Kmart’s obstruction of Nicollet Avenue has long been considered one of the worst urban planning blunders in modern Minneapolis history. Opening the street has been a top priority for incoming city council member Lisa Bender.

On Friday, the city released a redevelopment plan for the area. Bender said that if this passes -- a council vote is expected in April -- it will give the city authority purchase property in the area.

City officials have been locked in negotiations for years to convince a multitude of owners and lessees on the site to cooperate with the plan.

“This is an optimistic step,” Bender said. “It means that we’re still in active negotiations with the private property owners…It’s evidence that those negotiations are moving forward and that we are getting ready to hopefully take partial control of the site in the near future.”

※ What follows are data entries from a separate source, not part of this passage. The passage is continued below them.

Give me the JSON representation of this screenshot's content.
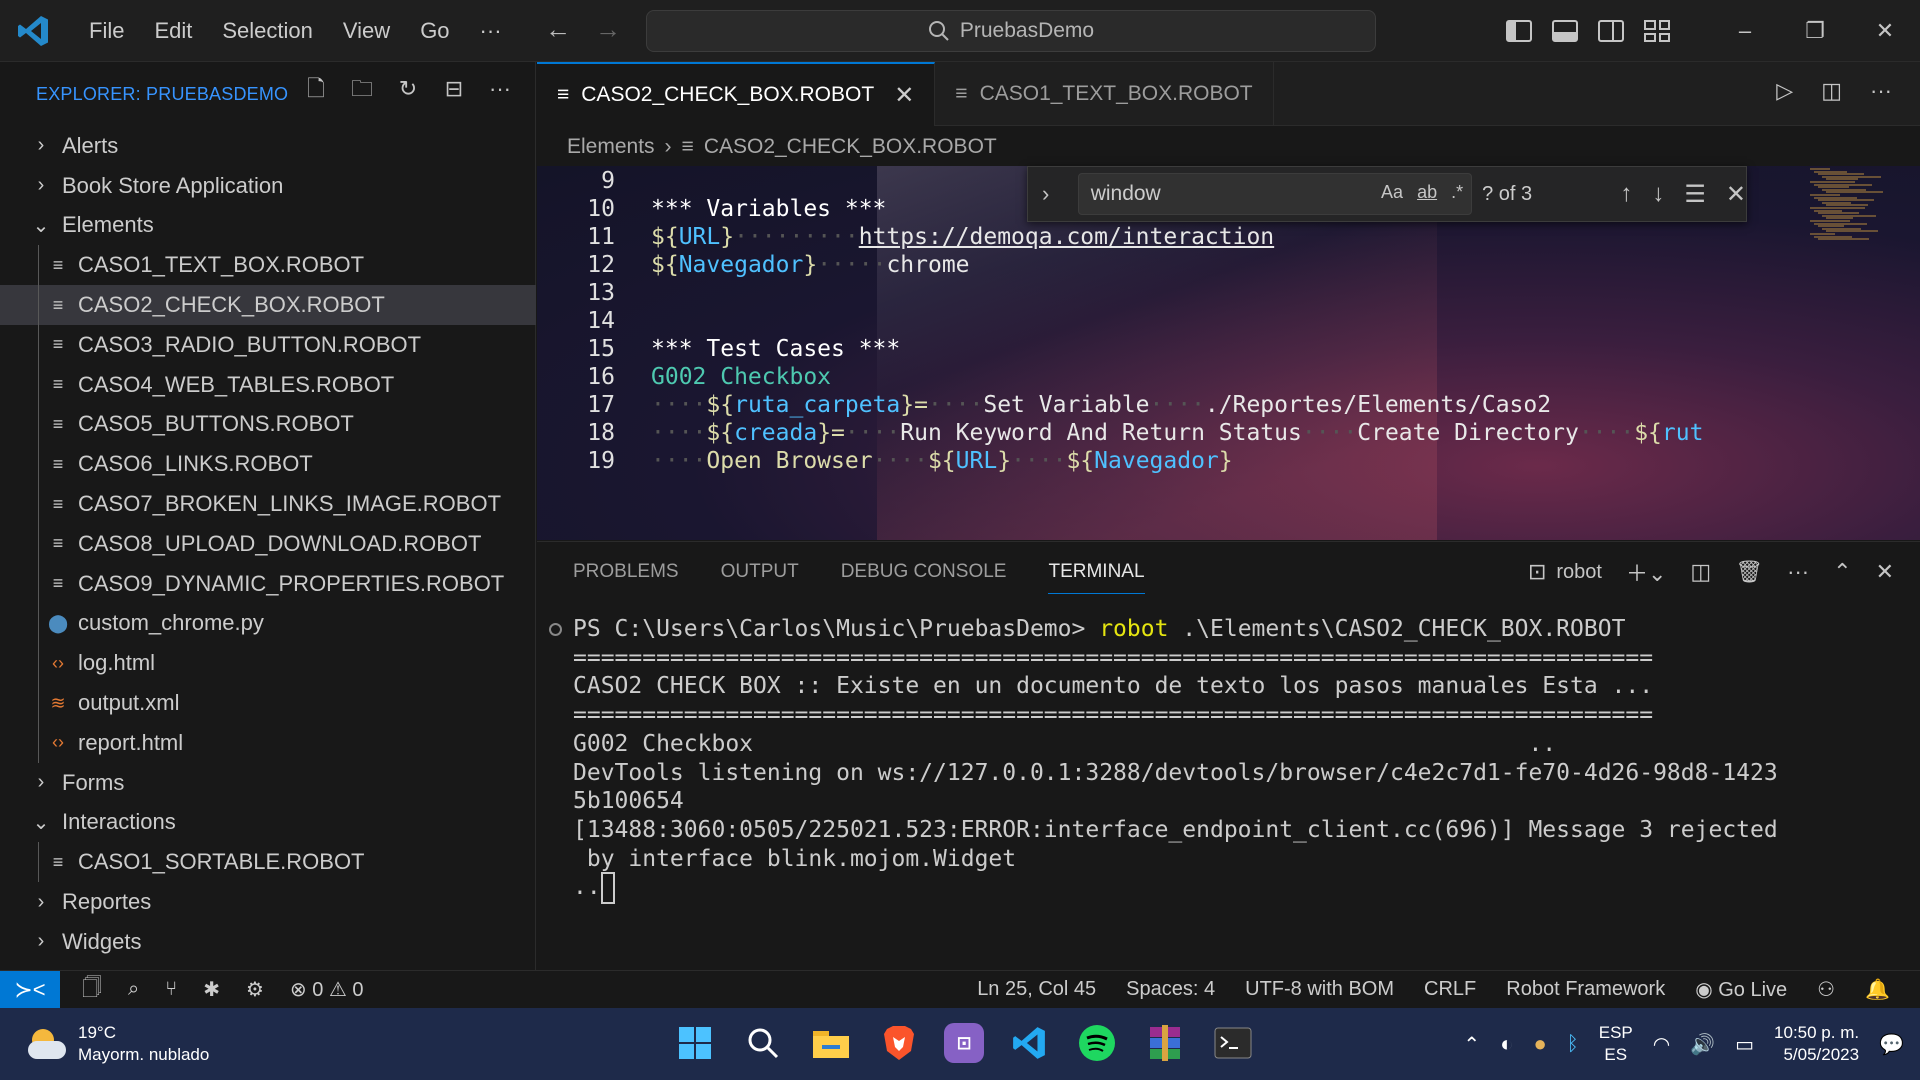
{
  "titlebar": {
    "menu": [
      "File",
      "Edit",
      "Selection",
      "View",
      "Go",
      "···"
    ],
    "search_text": "PruebasDemo",
    "window_buttons": [
      "–",
      "❐",
      "✕"
    ]
  },
  "sidebar": {
    "title": "EXPLORER: PRUEBASDEMO",
    "tree": [
      {
        "label": "Alerts",
        "type": "folder",
        "expanded": false
      },
      {
        "label": "Book Store Application",
        "type": "folder",
        "expanded": false
      },
      {
        "label": "Elements",
        "type": "folder",
        "expanded": true
      },
      {
        "label": "CASO1_TEXT_BOX.ROBOT",
        "type": "file"
      },
      {
        "label": "CASO2_CHECK_BOX.ROBOT",
        "type": "file",
        "selected": true
      },
      {
        "label": "CASO3_RADIO_BUTTON.ROBOT",
        "type": "file"
      },
      {
        "label": "CASO4_WEB_TABLES.ROBOT",
        "type": "file"
      },
      {
        "label": "CASO5_BUTTONS.ROBOT",
        "type": "file"
      },
      {
        "label": "CASO6_LINKS.ROBOT",
        "type": "file"
      },
      {
        "label": "CASO7_BROKEN_LINKS_IMAGE.ROBOT",
        "type": "file"
      },
      {
        "label": "CASO8_UPLOAD_DOWNLOAD.ROBOT",
        "type": "file"
      },
      {
        "label": "CASO9_DYNAMIC_PROPERTIES.ROBOT",
        "type": "file"
      },
      {
        "label": "custom_chrome.py",
        "type": "file",
        "icon": "python"
      },
      {
        "label": "log.html",
        "type": "file",
        "icon": "html"
      },
      {
        "label": "output.xml",
        "type": "file",
        "icon": "xml"
      },
      {
        "label": "report.html",
        "type": "file",
        "icon": "html"
      },
      {
        "label": "Forms",
        "type": "folder",
        "expanded": false
      },
      {
        "label": "Interactions",
        "type": "folder",
        "expanded": true
      },
      {
        "label": "CASO1_SORTABLE.ROBOT",
        "type": "file"
      },
      {
        "label": "Reportes",
        "type": "folder",
        "expanded": false
      },
      {
        "label": "Widgets",
        "type": "folder",
        "expanded": false
      }
    ]
  },
  "tabs": [
    {
      "label": "CASO2_CHECK_BOX.ROBOT",
      "active": true,
      "close": "✕"
    },
    {
      "label": "CASO1_TEXT_BOX.ROBOT",
      "active": false
    }
  ],
  "breadcrumb": {
    "folder": "Elements",
    "file": "CASO2_CHECK_BOX.ROBOT"
  },
  "find": {
    "query": "window",
    "match_case": "Aa",
    "whole_word": "ab",
    "regex": ".*",
    "count": "? of 3"
  },
  "code_lines": [
    {
      "n": "9",
      "segments": []
    },
    {
      "n": "10",
      "segments": [
        {
          "t": "*** Variables ***",
          "c": "kw"
        }
      ]
    },
    {
      "n": "11",
      "segments": [
        {
          "t": "${",
          "c": "var"
        },
        {
          "t": "URL",
          "c": "vn"
        },
        {
          "t": "}",
          "c": "var"
        },
        {
          "t": "·········",
          "c": "dots"
        },
        {
          "t": "https://demoqa.com/interaction",
          "c": "link"
        }
      ]
    },
    {
      "n": "12",
      "segments": [
        {
          "t": "${",
          "c": "var"
        },
        {
          "t": "Navegador",
          "c": "vn"
        },
        {
          "t": "}",
          "c": "var"
        },
        {
          "t": "·····",
          "c": "dots"
        },
        {
          "t": "chrome",
          "c": ""
        }
      ]
    },
    {
      "n": "13",
      "segments": []
    },
    {
      "n": "14",
      "segments": []
    },
    {
      "n": "15",
      "segments": [
        {
          "t": "*** Test Cases ***",
          "c": "kw"
        }
      ]
    },
    {
      "n": "16",
      "segments": [
        {
          "t": "G002 Checkbox",
          "c": "tcname"
        }
      ]
    },
    {
      "n": "17",
      "segments": [
        {
          "t": "····",
          "c": "dots"
        },
        {
          "t": "${",
          "c": "var"
        },
        {
          "t": "ruta_carpeta",
          "c": "vn"
        },
        {
          "t": "}=",
          "c": "var"
        },
        {
          "t": "····",
          "c": "dots"
        },
        {
          "t": "Set Variable",
          "c": ""
        },
        {
          "t": "····",
          "c": "dots"
        },
        {
          "t": "./Reportes/Elements/Caso2",
          "c": ""
        }
      ]
    },
    {
      "n": "18",
      "segments": [
        {
          "t": "····",
          "c": "dots"
        },
        {
          "t": "${",
          "c": "var"
        },
        {
          "t": "creada",
          "c": "vn"
        },
        {
          "t": "}=",
          "c": "var"
        },
        {
          "t": "····",
          "c": "dots"
        },
        {
          "t": "Run Keyword And Return Status",
          "c": ""
        },
        {
          "t": "····",
          "c": "dots"
        },
        {
          "t": "Create Directory",
          "c": ""
        },
        {
          "t": "····",
          "c": "dots"
        },
        {
          "t": "${",
          "c": "var"
        },
        {
          "t": "rut",
          "c": "vn"
        }
      ]
    },
    {
      "n": "19",
      "segments": [
        {
          "t": "····",
          "c": "dots"
        },
        {
          "t": "Open Browser",
          "c": "var"
        },
        {
          "t": "····",
          "c": "dots"
        },
        {
          "t": "${",
          "c": "var"
        },
        {
          "t": "URL",
          "c": "vn"
        },
        {
          "t": "}",
          "c": "var"
        },
        {
          "t": "····",
          "c": "dots"
        },
        {
          "t": "${",
          "c": "var"
        },
        {
          "t": "Navegador",
          "c": "vn"
        },
        {
          "t": "}",
          "c": "var"
        }
      ]
    }
  ],
  "panel": {
    "tabs": [
      "PROBLEMS",
      "OUTPUT",
      "DEBUG CONSOLE",
      "TERMINAL"
    ],
    "active_tab": "TERMINAL",
    "terminal_name": "robot",
    "terminal": {
      "prompt": "PS C:\\Users\\Carlos\\Music\\PruebasDemo> ",
      "command": "robot",
      "args": " .\\Elements\\CASO2_CHECK_BOX.ROBOT",
      "lines": [
        "==============================================================================",
        "CASO2 CHECK BOX :: Existe en un documento de texto los pasos manuales Esta ...",
        "==============================================================================",
        "G002 Checkbox                                                        ..",
        "DevTools listening on ws://127.0.0.1:3288/devtools/browser/c4e2c7d1-fe70-4d26-98d8-1423",
        "5b100654",
        "[13488:3060:0505/225021.523:ERROR:interface_endpoint_client.cc(696)] Message 3 rejected",
        " by interface blink.mojom.Widget",
        ".."
      ]
    }
  },
  "statusbar": {
    "errors": "0",
    "warnings": "0",
    "position": "Ln 25, Col 45",
    "spaces": "Spaces: 4",
    "encoding": "UTF-8 with BOM",
    "eol": "CRLF",
    "language": "Robot Framework",
    "golive": "Go Live"
  },
  "taskbar": {
    "temperature": "19°C",
    "weather": "Mayorm. nublado",
    "lang1": "ESP",
    "lang2": "ES",
    "time": "10:50 p. m.",
    "date": "5/05/2023"
  },
  "colors": {
    "accent": "#0078d4",
    "statusbar_remote": "#0078d4",
    "taskbar": "#1e2a4a"
  }
}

In a staff report, city staff said goals for the area include reconnecting Nicollet Avenue, improving access to Interstate 35W, promoting new transit options along Nicollet Avenue and Lake Street, as well as eliminating blight. Future land uses could include mixed-use buildings and high-density residential buildings.

UPDATE: Howard Riefs, director of communications for Sears Holdings, which owns Kmart, sent this statement: "While Kmart has been and continues to be committed to an open and fair dialogue with the City on this matter, we did not receive notification of the proposed redevelopment plan until today when it was released to the public. We will review the proposal and provide further comment in due course."

The Nicollet-Lake closure was controversial from its beginnings in the mid-1970s, based on Star Tribune clippings. A redevelopment plan was initially approved in 1972 to improve the troubled area and millions of dollars in bonds were sold to acquire and clear land. Then the city desperately needed a tenant.

In 1976, Kmart demanded that Nicollet be closed in order to build their store, a proposition that “generated intense neighborhood opposition,” according to one news article. “The people in my neighborhood don’t want Nicollet Ave. closed, and we don’t want K-Mart if that’s what it involves,” a service station owner named Carl Brown said at a community meeting.

The article about that community meeting summed up the pressure on the council: “Aldermen Earl Netwal and Tom Ogdahl admitted that the city is in a bind over the development. The land was cleared years ago, the city is losing taxable property, business have shown little interest in building there and the one large firm that is interested – Kmart – won’t build unless Nicollet Ave. is closed off.”

One letter writer proposed even proposed building an archway through the Kmart structure to connect the street (right).

The City Council’s community development committee ultimately deadlocked in a 2-2 vote. The full council then approved the plan 10-2. “I have 34,000 people in my ward who won’t have to drive to the suburbs,” said Alderman Keith Ford, who was "very pleased" with the outcome.

Soon after, Mayor Charlie Stenvig “refused to sign but did not veto” the council resolution because he was not completely behind it, according to another artcle. By doing so, he allowed the Kmart and SuperValu grocery store to move forward. The delay in locating an anchor tenant had "cost the city about $4.8 million more than was originally anticipated," the article said.

The new redevelopment plan for Lake Street and Nicollet Avenue will be heard at a planning commission committee of the whole meeting next Thursday.

Top photo: Lake Street and 1st Avenue, 1972 and today. Middle photo: "Nicollet block closed to allow store construction," July 1977. Bottom-right: Henry Henriksen letter to the editor, May 1976.